Information supplied
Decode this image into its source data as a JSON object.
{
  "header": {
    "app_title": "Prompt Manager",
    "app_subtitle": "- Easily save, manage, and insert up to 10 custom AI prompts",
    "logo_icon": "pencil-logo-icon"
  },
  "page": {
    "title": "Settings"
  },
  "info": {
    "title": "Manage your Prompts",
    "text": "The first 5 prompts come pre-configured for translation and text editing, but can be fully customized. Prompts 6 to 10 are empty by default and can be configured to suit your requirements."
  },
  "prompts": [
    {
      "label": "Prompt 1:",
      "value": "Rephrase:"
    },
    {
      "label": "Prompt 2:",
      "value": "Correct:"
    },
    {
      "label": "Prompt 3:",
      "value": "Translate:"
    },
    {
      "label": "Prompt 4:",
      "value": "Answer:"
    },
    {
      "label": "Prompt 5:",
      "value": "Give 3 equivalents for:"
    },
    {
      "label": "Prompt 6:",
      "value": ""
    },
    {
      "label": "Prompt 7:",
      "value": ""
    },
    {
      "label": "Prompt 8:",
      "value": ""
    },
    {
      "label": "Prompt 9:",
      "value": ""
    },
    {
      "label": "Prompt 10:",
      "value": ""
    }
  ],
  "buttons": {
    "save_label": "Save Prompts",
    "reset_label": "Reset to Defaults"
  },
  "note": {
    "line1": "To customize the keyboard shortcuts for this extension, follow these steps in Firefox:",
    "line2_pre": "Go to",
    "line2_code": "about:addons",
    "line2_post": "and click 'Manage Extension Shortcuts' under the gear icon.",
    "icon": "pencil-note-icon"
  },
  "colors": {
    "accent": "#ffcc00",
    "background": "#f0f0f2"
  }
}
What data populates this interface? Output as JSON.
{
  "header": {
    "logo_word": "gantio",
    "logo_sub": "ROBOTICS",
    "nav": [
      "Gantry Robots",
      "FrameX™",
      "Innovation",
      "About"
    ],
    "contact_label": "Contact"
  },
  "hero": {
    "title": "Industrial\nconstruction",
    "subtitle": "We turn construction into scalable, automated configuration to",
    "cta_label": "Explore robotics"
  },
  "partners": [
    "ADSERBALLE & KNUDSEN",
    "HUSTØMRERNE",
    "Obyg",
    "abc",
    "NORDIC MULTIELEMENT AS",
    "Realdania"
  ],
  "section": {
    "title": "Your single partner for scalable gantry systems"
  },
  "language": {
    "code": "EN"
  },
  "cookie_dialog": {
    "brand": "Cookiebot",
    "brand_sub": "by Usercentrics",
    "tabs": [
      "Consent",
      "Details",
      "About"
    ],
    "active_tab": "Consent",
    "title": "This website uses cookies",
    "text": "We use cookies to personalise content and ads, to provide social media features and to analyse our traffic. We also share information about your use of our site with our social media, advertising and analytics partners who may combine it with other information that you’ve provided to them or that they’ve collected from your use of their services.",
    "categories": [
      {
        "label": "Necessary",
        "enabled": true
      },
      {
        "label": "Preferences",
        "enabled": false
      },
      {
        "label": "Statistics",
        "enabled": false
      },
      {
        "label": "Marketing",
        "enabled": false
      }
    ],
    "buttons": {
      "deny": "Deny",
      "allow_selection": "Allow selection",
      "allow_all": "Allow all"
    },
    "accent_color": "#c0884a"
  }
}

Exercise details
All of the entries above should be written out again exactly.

Output for this exercise
Decode this image into its source data as a JSON object.
{
  "header": {
    "app_title": "Prompt Manager",
    "app_subtitle": "- Easily save, manage, and insert up to 10 custom AI prompts",
    "logo_icon": "pencil-logo-icon"
  },
  "page": {
    "title": "Settings"
  },
  "info": {
    "title": "Manage your Prompts",
    "text": "The first 5 prompts come pre-configured for translation and text editing, but can be fully customized. Prompts 6 to 10 are empty by default and can be configured to suit your requirements."
  },
  "prompts": [
    {
      "label": "Prompt 1:",
      "value": "Rephrase:"
    },
    {
      "label": "Prompt 2:",
      "value": "Correct:"
    },
    {
      "label": "Prompt 3:",
      "value": "Translate:"
    },
    {
      "label": "Prompt 4:",
      "value": "Answer:"
    },
    {
      "label": "Prompt 5:",
      "value": "Give 3 equivalents for:"
    },
    {
      "label": "Prompt 6:",
      "value": ""
    },
    {
      "label": "Prompt 7:",
      "value": ""
    },
    {
      "label": "Prompt 8:",
      "value": ""
    },
    {
      "label": "Prompt 9:",
      "value": ""
    },
    {
      "label": "Prompt 10:",
      "value": ""
    }
  ],
  "buttons": {
    "save_label": "Save Prompts",
    "reset_label": "Reset to Defaults"
  },
  "note": {
    "line1": "To customize the keyboard shortcuts for this extension, follow these steps in Firefox:",
    "line2_pre": "Go to",
    "line2_code": "about:addons",
    "line2_post": "and click 'Manage Extension Shortcuts' under the gear icon.",
    "icon": "pencil-note-icon"
  },
  "colors": {
    "accent": "#ffcc00",
    "background": "#f0f0f2"
  }
}
What data populates this interface? Output as JSON.
{
  "header": {
    "logo_word": "gantio",
    "logo_sub": "ROBOTICS",
    "nav": [
      "Gantry Robots",
      "FrameX™",
      "Innovation",
      "About"
    ],
    "contact_label": "Contact"
  },
  "hero": {
    "title": "Industrial\nconstruction",
    "subtitle": "We turn construction into scalable, automated configuration to",
    "cta_label": "Explore robotics"
  },
  "partners": [
    "ADSERBALLE & KNUDSEN",
    "HUSTØMRERNE",
    "Obyg",
    "abc",
    "NORDIC MULTIELEMENT AS",
    "Realdania"
  ],
  "section": {
    "title": "Your single partner for scalable gantry systems"
  },
  "language": {
    "code": "EN"
  },
  "cookie_dialog": {
    "brand": "Cookiebot",
    "brand_sub": "by Usercentrics",
    "tabs": [
      "Consent",
      "Details",
      "About"
    ],
    "active_tab": "Consent",
    "title": "This website uses cookies",
    "text": "We use cookies to personalise content and ads, to provide social media features and to analyse our traffic. We also share information about your use of our site with our social media, advertising and analytics partners who may combine it with other information that you’ve provided to them or that they’ve collected from your use of their services.",
    "categories": [
      {
        "label": "Necessary",
        "enabled": true
      },
      {
        "label": "Preferences",
        "enabled": false
      },
      {
        "label": "Statistics",
        "enabled": false
      },
      {
        "label": "Marketing",
        "enabled": false
      }
    ],
    "buttons": {
      "deny": "Deny",
      "allow_selection": "Allow selection",
      "allow_all": "Allow all"
    },
    "accent_color": "#c0884a"
  }
}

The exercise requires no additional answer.